White supremacists held a concert near Boise on Saturday. Here’s how locals responded

In response to a white supremacist concert reportedly taking place in the Boise area on Saturday night, the Idaho Black History Museum hosted a community gathering at the Anne Frank Human Rights Memorial.

“We wanted to turn their sour, their hate, into something sweet (which is) our support of diversity,” said organizer Tanisha Newton, with Boise State’s Inclusive Excellence Student Council. The hourlong event, called Lemons to Lemonade, featured music, speakers and a fundraiser for ethnic organizations at BSU that raised more than $2,000 in donations and on GoFundMe.

Dan Prinzing, executive director of the Wassmuth Center for Human Rights, reminded people of the history of white supremacists — and human rights activists — in Idaho. “We have to keep saying it to remind each generation: We are too great for hate,” he said. “We mean it, we live it and we share it together.”

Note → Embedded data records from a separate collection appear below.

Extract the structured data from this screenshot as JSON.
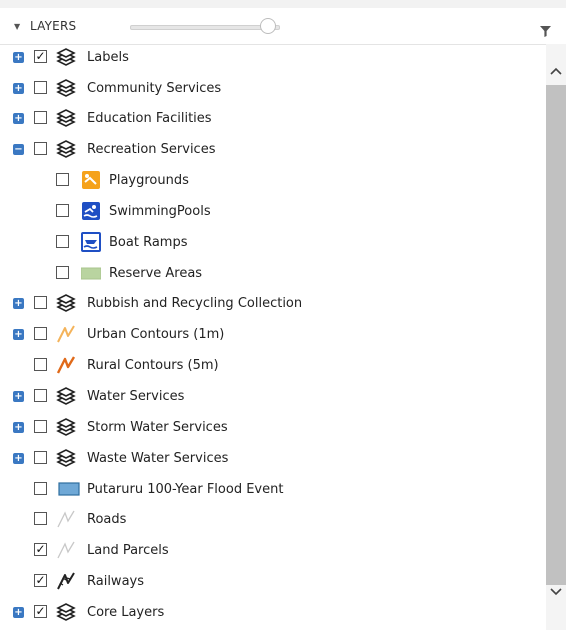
{
  "panel": {
    "title": "LAYERS",
    "opacity_slider_level": 0.88
  },
  "layers": [
    {
      "label": "Labels",
      "expander": "+",
      "checked": "✓",
      "icon": "layers-stack-icon"
    },
    {
      "label": "Community Services",
      "expander": "+",
      "checked": "",
      "icon": "layers-stack-icon"
    },
    {
      "label": "Education Facilities",
      "expander": "+",
      "checked": "",
      "icon": "layers-stack-icon"
    },
    {
      "label": "Recreation Services",
      "expander": "−",
      "checked": "",
      "icon": "layers-stack-icon"
    },
    {
      "label": "Playgrounds",
      "checked": "",
      "icon": "playground-icon",
      "color": "#f5a21b"
    },
    {
      "label": "SwimmingPools",
      "checked": "",
      "icon": "swimming-pool-icon",
      "color": "#1f4fc4"
    },
    {
      "label": "Boat Ramps",
      "checked": "",
      "icon": "boat-ramp-icon",
      "color": "#1f4fc4"
    },
    {
      "label": "Reserve Areas",
      "checked": "",
      "icon": "reserve-area-swatch",
      "color": "#b9d4a0"
    },
    {
      "label": "Rubbish and Recycling Collection",
      "expander": "+",
      "checked": "",
      "icon": "layers-stack-icon"
    },
    {
      "label": "Urban Contours (1m)",
      "expander": "+",
      "checked": "",
      "icon": "contour-line-icon",
      "color": "#f4b35a"
    },
    {
      "label": "Rural Contours (5m)",
      "checked": "",
      "icon": "contour-line-icon",
      "color": "#e06a1a"
    },
    {
      "label": "Water Services",
      "expander": "+",
      "checked": "",
      "icon": "layers-stack-icon"
    },
    {
      "label": "Storm Water Services",
      "expander": "+",
      "checked": "",
      "icon": "layers-stack-icon"
    },
    {
      "label": "Waste Water Services",
      "expander": "+",
      "checked": "",
      "icon": "layers-stack-icon"
    },
    {
      "label": "Putaruru 100-Year Flood Event",
      "checked": "",
      "icon": "flood-area-swatch",
      "color": "#6fa8d6"
    },
    {
      "label": "Roads",
      "checked": "",
      "icon": "road-line-icon",
      "color": "#c8c8c8"
    },
    {
      "label": "Land Parcels",
      "checked": "✓",
      "icon": "parcel-line-icon",
      "color": "#c8c8c8"
    },
    {
      "label": "Railways",
      "checked": "✓",
      "icon": "railway-line-icon",
      "color": "#222222"
    },
    {
      "label": "Core Layers",
      "expander": "+",
      "checked": "✓",
      "icon": "layers-stack-icon"
    }
  ]
}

He quoted Bill Wassmuth, an activist in North Idaho, who died in 2002. “He said standing up for human rights is the best way to say no to prejudice.”

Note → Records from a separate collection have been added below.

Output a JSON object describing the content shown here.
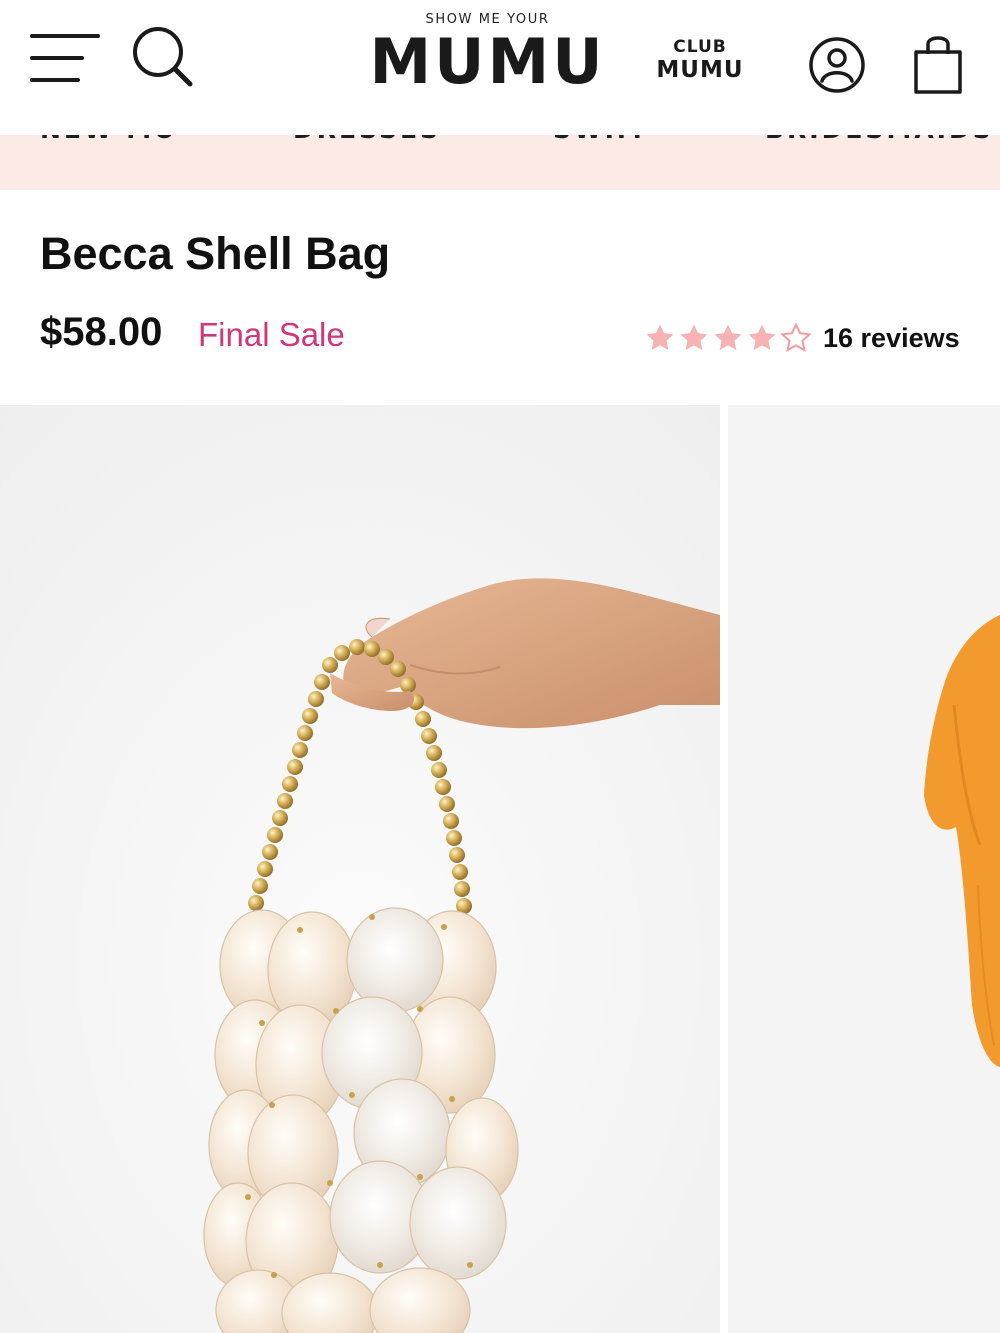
{
  "header": {
    "logo_tagline": "SHOW ME YOUR",
    "logo_wordmark": "MUMU",
    "club_line1": "CLUB",
    "club_line2": "MUMU",
    "icons": [
      "hamburger-menu-icon",
      "search-icon",
      "user-account-icon",
      "shopping-bag-icon"
    ]
  },
  "nav": {
    "items": [
      "NEW MU",
      "DRESSES",
      "SWIM",
      "BRIDESMAIDS"
    ],
    "background": "#fbeae6"
  },
  "product": {
    "title": "Becca Shell Bag",
    "price": "$58.00",
    "sale_label": "Final Sale",
    "rating": 4,
    "rating_max": 5,
    "reviews_label": "16 reviews"
  },
  "colors": {
    "sale_text": "#d2367a",
    "star_fill": "#f7b2b4",
    "text": "#111111"
  }
}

Newton was pleased with the gathering, noting that Saturday was Yom Kippur, the Jewish holiday of atonement, as well as the beginning of the Islamic New Year.

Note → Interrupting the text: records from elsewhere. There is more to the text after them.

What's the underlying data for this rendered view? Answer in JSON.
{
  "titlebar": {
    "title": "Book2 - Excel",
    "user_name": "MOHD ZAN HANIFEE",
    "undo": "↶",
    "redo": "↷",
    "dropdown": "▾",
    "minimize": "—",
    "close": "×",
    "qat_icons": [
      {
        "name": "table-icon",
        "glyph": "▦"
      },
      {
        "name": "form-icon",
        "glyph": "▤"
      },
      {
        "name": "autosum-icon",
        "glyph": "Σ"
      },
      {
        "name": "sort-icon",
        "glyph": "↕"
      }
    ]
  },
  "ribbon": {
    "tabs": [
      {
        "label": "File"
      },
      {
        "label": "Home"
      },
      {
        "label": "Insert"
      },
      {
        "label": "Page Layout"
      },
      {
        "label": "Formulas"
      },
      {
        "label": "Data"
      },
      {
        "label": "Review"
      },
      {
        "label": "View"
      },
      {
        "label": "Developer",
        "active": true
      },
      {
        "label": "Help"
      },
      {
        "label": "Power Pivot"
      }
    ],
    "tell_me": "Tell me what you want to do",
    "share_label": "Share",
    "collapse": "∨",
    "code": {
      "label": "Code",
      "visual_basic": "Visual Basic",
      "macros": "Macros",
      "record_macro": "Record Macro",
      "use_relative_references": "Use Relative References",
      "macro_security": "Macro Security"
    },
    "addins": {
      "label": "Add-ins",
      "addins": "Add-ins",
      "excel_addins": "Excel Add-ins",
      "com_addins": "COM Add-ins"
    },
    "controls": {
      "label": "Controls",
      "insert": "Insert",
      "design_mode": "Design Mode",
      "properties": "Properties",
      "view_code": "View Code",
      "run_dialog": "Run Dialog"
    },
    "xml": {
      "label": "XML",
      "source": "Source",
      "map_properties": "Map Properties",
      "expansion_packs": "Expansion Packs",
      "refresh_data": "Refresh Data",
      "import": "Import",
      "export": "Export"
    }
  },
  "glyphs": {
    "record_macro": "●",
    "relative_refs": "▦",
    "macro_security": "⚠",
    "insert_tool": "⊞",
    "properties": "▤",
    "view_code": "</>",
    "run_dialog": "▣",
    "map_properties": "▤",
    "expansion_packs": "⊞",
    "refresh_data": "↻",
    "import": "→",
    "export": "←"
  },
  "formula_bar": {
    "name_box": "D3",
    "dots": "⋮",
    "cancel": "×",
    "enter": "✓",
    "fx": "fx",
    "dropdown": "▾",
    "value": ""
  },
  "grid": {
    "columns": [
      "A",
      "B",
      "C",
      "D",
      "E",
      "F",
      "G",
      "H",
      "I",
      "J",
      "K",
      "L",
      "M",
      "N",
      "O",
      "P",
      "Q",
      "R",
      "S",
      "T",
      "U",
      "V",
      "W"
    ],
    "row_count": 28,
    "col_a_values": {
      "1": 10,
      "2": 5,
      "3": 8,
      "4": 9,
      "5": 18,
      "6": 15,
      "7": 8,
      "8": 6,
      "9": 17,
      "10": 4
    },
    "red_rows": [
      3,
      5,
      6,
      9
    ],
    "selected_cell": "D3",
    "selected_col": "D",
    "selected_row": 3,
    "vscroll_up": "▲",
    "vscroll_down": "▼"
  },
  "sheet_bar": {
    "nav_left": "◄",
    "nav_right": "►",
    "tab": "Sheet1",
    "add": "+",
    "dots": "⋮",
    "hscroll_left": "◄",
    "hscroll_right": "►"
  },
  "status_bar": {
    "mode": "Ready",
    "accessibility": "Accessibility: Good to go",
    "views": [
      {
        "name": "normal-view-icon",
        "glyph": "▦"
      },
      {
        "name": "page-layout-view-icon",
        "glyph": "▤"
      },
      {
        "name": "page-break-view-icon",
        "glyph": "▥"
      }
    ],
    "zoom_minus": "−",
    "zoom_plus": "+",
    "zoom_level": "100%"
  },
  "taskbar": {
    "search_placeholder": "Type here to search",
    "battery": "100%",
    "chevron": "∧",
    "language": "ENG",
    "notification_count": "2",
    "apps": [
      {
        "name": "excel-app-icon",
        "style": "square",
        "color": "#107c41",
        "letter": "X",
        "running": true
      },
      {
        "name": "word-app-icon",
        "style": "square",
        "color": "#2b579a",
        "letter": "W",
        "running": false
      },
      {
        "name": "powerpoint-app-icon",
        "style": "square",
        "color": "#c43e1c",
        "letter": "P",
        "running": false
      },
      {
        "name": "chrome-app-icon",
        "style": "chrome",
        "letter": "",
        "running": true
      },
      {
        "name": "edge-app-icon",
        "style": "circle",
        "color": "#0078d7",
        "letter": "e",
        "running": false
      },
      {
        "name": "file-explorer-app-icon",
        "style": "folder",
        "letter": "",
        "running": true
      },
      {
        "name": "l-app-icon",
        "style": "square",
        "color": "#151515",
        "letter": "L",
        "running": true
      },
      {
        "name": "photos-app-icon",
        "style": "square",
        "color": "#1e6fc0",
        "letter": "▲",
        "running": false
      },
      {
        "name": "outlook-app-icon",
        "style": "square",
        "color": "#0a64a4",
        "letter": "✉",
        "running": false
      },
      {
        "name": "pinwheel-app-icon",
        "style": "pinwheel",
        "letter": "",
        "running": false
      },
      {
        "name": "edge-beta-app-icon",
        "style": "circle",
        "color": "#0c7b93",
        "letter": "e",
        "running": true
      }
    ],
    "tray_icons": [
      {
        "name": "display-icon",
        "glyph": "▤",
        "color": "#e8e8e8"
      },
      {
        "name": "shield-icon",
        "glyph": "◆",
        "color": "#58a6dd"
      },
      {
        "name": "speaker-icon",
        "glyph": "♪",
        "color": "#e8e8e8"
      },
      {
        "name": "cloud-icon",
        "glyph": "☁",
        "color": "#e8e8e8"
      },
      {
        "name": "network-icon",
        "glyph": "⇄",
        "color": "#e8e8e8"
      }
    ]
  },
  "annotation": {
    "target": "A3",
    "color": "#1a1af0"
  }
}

“There is so much unity beyond the event itself,” she said. “I think (the positive energy) changes everything. I think it changes the environment in the community.”